3 Adding an update for progress based on Alexandre Eremenko's suggestion.

Update: I have made some progress by following Alexandre Eremenko's suggestion to examine the orbits of the critical points. I would like to share an example application of this technique for identifying (rational) neutral cycles.

Consider the family of functions $f:z\to z - p(z)/p'(z)$, describing Newton-Raphson iteration on $p$, where $p$ is a cubic polynomial with simple roots. An element $f$ of this family has three attracting fixed points in $\mathbb{C}$, the roots of $p$, and is conjugate by a Möbius transformation to a function with an attracting fixed point at -1, an attracting fixed point at 1, and an attracting fixed point at $\lambda\in\mathbb{C}$. The following image is a visualization of types of cycles occurring in $f_\lambda$, for $\lambda$ in the axis aligned square of side length 0.04 with top left corner $-0.834 + 0.861 i$. The only candidate for a critical point of $f_\lambda$ is $\alpha = \lambda/3$.

In the image a positive green color component at a point $\lambda$ indicates that $f_\lambda^n(\alpha)$ converges to one of the fixed points (1, -1, or $\lambda$). Brighter green indicates slower convergence. The green regions are typical of Newton basin renderings. Points $\lambda$ having no green color component, but positive red and blue color components, indicate that $f_\lambda^n(\alpha)$ converges to a cycle of period greater than 1. In this case the cycle may be neutral or attracting. Brighter purple indicates slower convergence, so the bright purple regions indicate values of $\lambda$ such that $f_\lambda$ probably has neutral periodic points and $F(f_\lambda)$ might have parabolic components or Siegel disk components.

2 Changed "cycle of period $m$ at $z_0$" to "cycle of period $m$ at $w$" since tortoise and hare could detect a cycle starting at $z_0$ even if $z_0$ is merely pre-periodic.

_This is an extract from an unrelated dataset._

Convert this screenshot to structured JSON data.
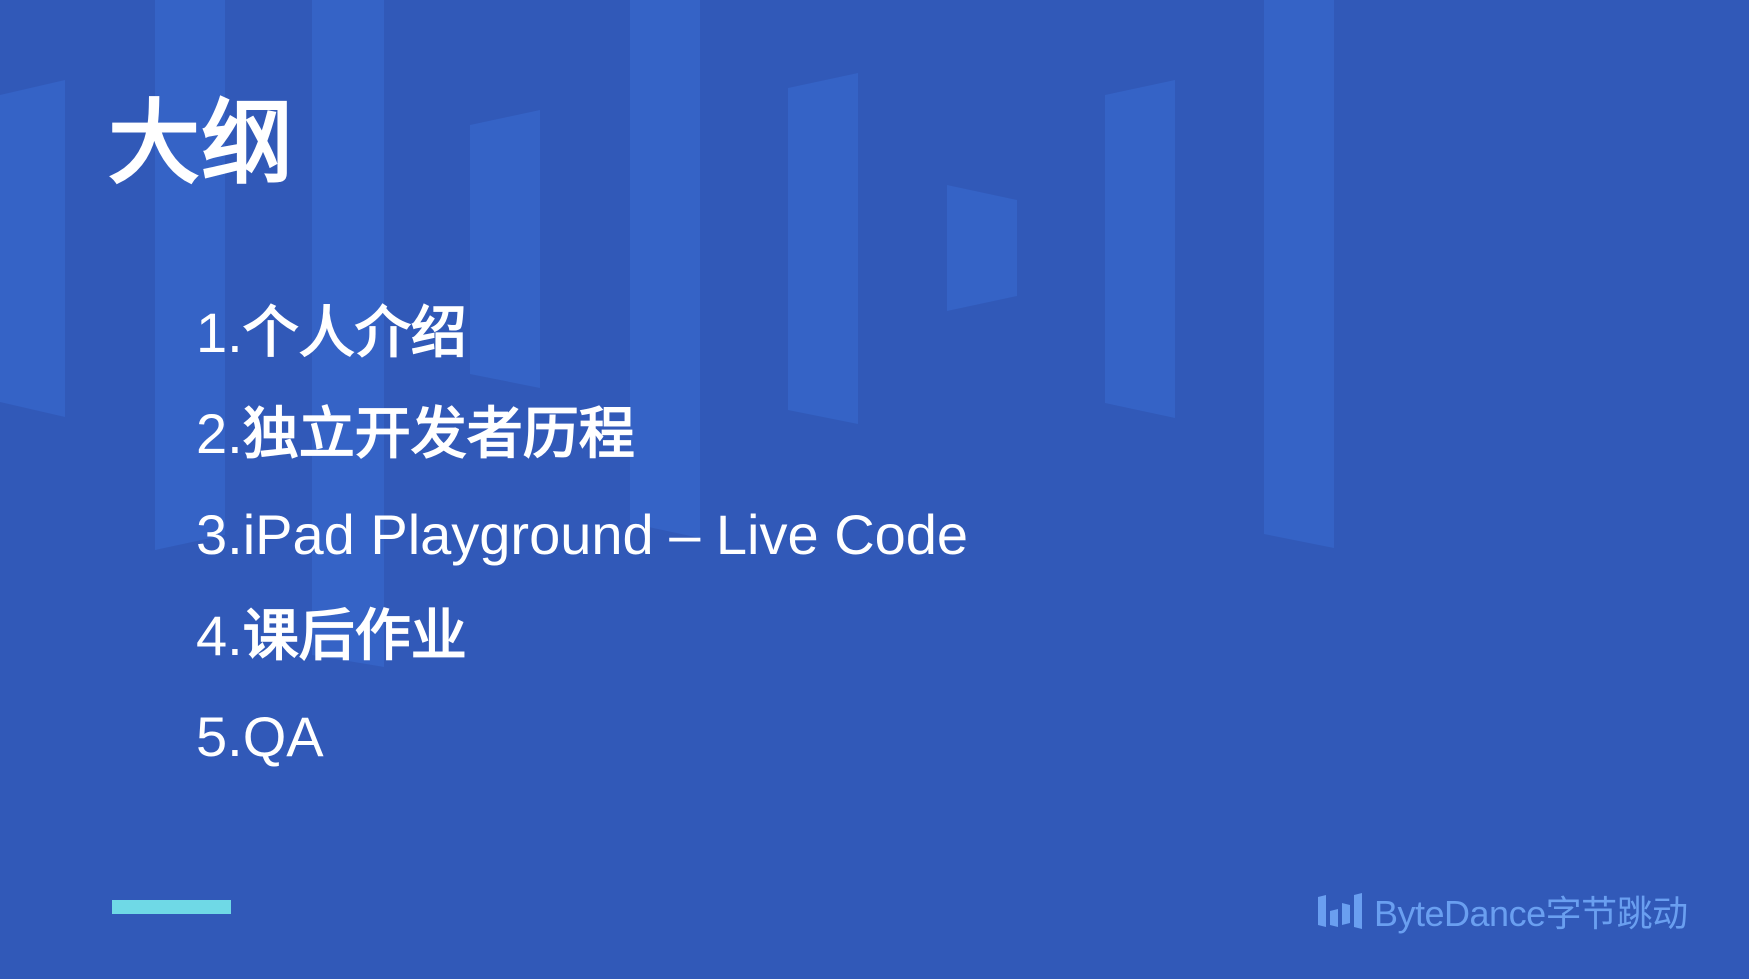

Given a rational function $f$ on the Riemann sphere, I would like to answer the question: Does the Fatou set of the function, $F(f)$, contain any parabolic components or Siegel disk components? Additionally, if it turns out that $F(f)$ contains parabolic components or Siegel disk components I would like to visualize those components, perhaps by highlighting their boundaries in a plot of the Julia set of $f$. My question is:

Is there a known computational method for reliably detecting and describing the parabolic components and Siegel disk components of the Fatou set of an arbitrary rational function?

I am aware that a Siegel disk component will contain an indifferent periodic point of $f$ and that a parabolic component will have an indifferent periodic point of $f$ on its boundary, so a preliminary step in the method I seek might be to merely identify the indifferent periodic points of $f$. I have thought of a method for detecting these points, but I'm sure it is unreliable. The method is to take a large number of sample points, $z_0$, and use any cycle detection algorithm (say tortoise and hare) on the sequence $f^n(z_0)$. Then if there is that process detects a cycle of period $m$ at $w$ (equal to one of $z_0$, $f(z_0)$, $f^2(z_0)$, etc.), to numerically measure the magnitude of $(f^m)'(z_0)$ (f^m)'(w)$to see if that magnitude is tolerably close to 1. My secondary question is: Is there a known efficient and reliable computational method for identifying the indifferent periodic points of an arbitrary rational function? 1 # What are good methods for detecting parabolic components and Siegel disk components in the Fatou set of a rational function? Given a rational function$f$on the Riemann sphere, I would like to answer the question: Does the Fatou set of the function,$F(f)$, contain any parabolic components or Siegel disk components? Additionally, if it turns out that$F(f)$contains parabolic components or Siegel disk components I would like to visualize those components, perhaps by highlighting their boundaries in a plot of the Julia set of$f$. My question is: Is there a known computational method for reliably detecting and describing the parabolic components and Siegel disk components of the Fatou set of an arbitrary rational function? I am aware that a Siegel disk component will contain an indifferent periodic point of$f$and that a parabolic component will have an indifferent periodic point of$f$on its boundary, so a preliminary step in the method I seek might be to merely identify the indifferent periodic points of$f$. I have thought of a method for detecting these points, but I'm sure it is unreliable. The method is to take a large number of sample points,$z_0$, and use any cycle detection algorithm (say tortoise and hare) on the sequence$f^n(z_0)$. Then if there is a cycle of period$m$at$z_0$, to numerically measure the magnitude of$(f^m)'(z_0)\$ to see if that magnitude is tolerably close to 1. My secondary question is:

Is there a known efficient and reliable computational method for identifying the indifferent periodic points of an arbitrary rational function?